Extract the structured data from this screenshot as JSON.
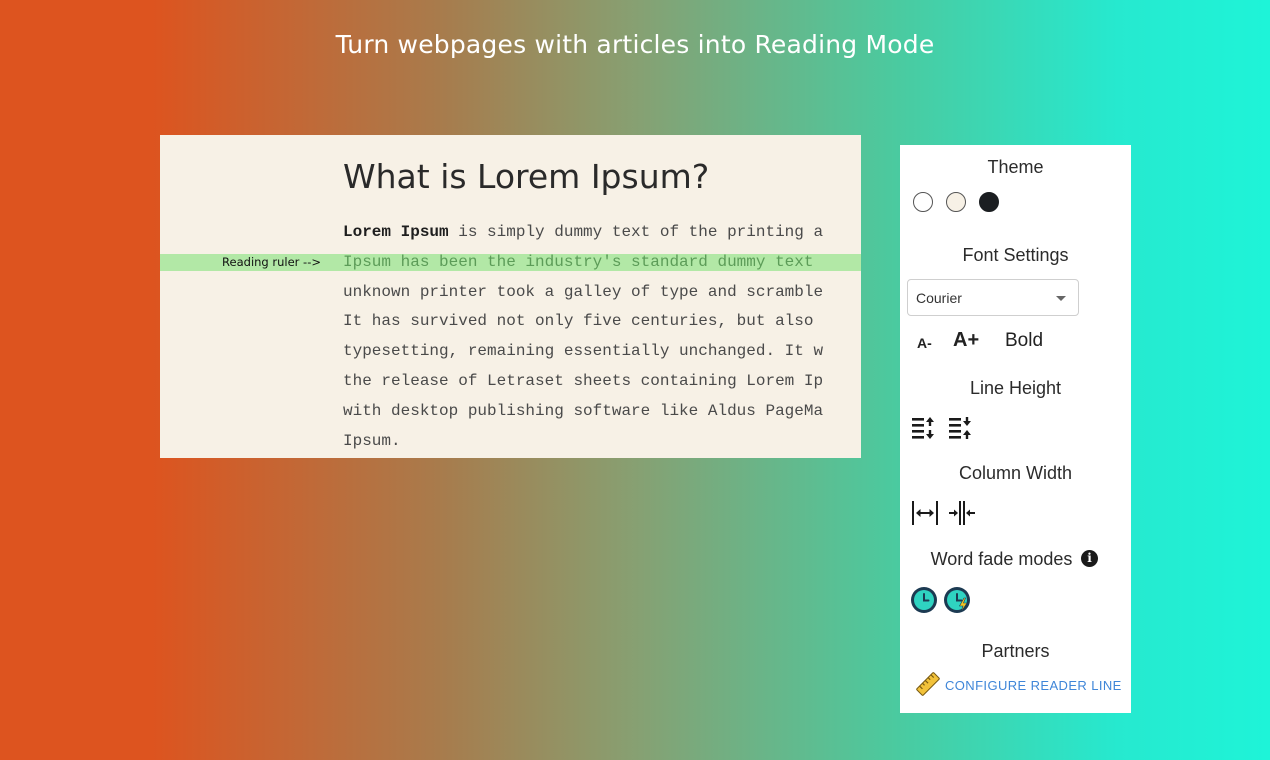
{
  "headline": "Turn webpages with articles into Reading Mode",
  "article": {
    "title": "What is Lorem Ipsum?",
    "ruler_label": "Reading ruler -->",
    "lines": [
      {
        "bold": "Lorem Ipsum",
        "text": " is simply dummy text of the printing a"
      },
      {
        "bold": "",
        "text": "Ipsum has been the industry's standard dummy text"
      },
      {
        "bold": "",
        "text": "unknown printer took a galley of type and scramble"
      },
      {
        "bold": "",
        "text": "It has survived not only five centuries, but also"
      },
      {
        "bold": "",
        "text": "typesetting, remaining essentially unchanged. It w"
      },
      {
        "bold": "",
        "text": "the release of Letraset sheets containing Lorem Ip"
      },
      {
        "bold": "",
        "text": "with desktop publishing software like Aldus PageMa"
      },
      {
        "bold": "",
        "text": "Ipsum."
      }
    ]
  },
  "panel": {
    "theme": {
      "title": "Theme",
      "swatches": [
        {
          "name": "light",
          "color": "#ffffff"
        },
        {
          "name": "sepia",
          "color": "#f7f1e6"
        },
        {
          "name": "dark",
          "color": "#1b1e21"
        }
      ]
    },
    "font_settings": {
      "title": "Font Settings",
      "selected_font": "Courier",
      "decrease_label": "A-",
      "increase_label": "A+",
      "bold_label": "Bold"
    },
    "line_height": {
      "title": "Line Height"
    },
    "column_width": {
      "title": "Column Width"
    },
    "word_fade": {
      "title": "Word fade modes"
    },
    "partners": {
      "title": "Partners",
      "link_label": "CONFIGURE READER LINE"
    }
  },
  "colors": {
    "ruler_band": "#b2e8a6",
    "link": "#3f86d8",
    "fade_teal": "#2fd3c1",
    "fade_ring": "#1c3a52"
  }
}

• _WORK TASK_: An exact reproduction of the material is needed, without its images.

• _RESPONSE BOX_:
Extract the structured data from this screenshot as JSON.
{
  "headline": "Turn webpages with articles into Reading Mode",
  "article": {
    "title": "What is Lorem Ipsum?",
    "ruler_label": "Reading ruler -->",
    "lines": [
      {
        "bold": "Lorem Ipsum",
        "text": " is simply dummy text of the printing a"
      },
      {
        "bold": "",
        "text": "Ipsum has been the industry's standard dummy text"
      },
      {
        "bold": "",
        "text": "unknown printer took a galley of type and scramble"
      },
      {
        "bold": "",
        "text": "It has survived not only five centuries, but also"
      },
      {
        "bold": "",
        "text": "typesetting, remaining essentially unchanged. It w"
      },
      {
        "bold": "",
        "text": "the release of Letraset sheets containing Lorem Ip"
      },
      {
        "bold": "",
        "text": "with desktop publishing software like Aldus PageMa"
      },
      {
        "bold": "",
        "text": "Ipsum."
      }
    ]
  },
  "panel": {
    "theme": {
      "title": "Theme",
      "swatches": [
        {
          "name": "light",
          "color": "#ffffff"
        },
        {
          "name": "sepia",
          "color": "#f7f1e6"
        },
        {
          "name": "dark",
          "color": "#1b1e21"
        }
      ]
    },
    "font_settings": {
      "title": "Font Settings",
      "selected_font": "Courier",
      "decrease_label": "A-",
      "increase_label": "A+",
      "bold_label": "Bold"
    },
    "line_height": {
      "title": "Line Height"
    },
    "column_width": {
      "title": "Column Width"
    },
    "word_fade": {
      "title": "Word fade modes"
    },
    "partners": {
      "title": "Partners",
      "link_label": "CONFIGURE READER LINE"
    }
  },
  "colors": {
    "ruler_band": "#b2e8a6",
    "link": "#3f86d8",
    "fade_teal": "#2fd3c1",
    "fade_ring": "#1c3a52"
  }
}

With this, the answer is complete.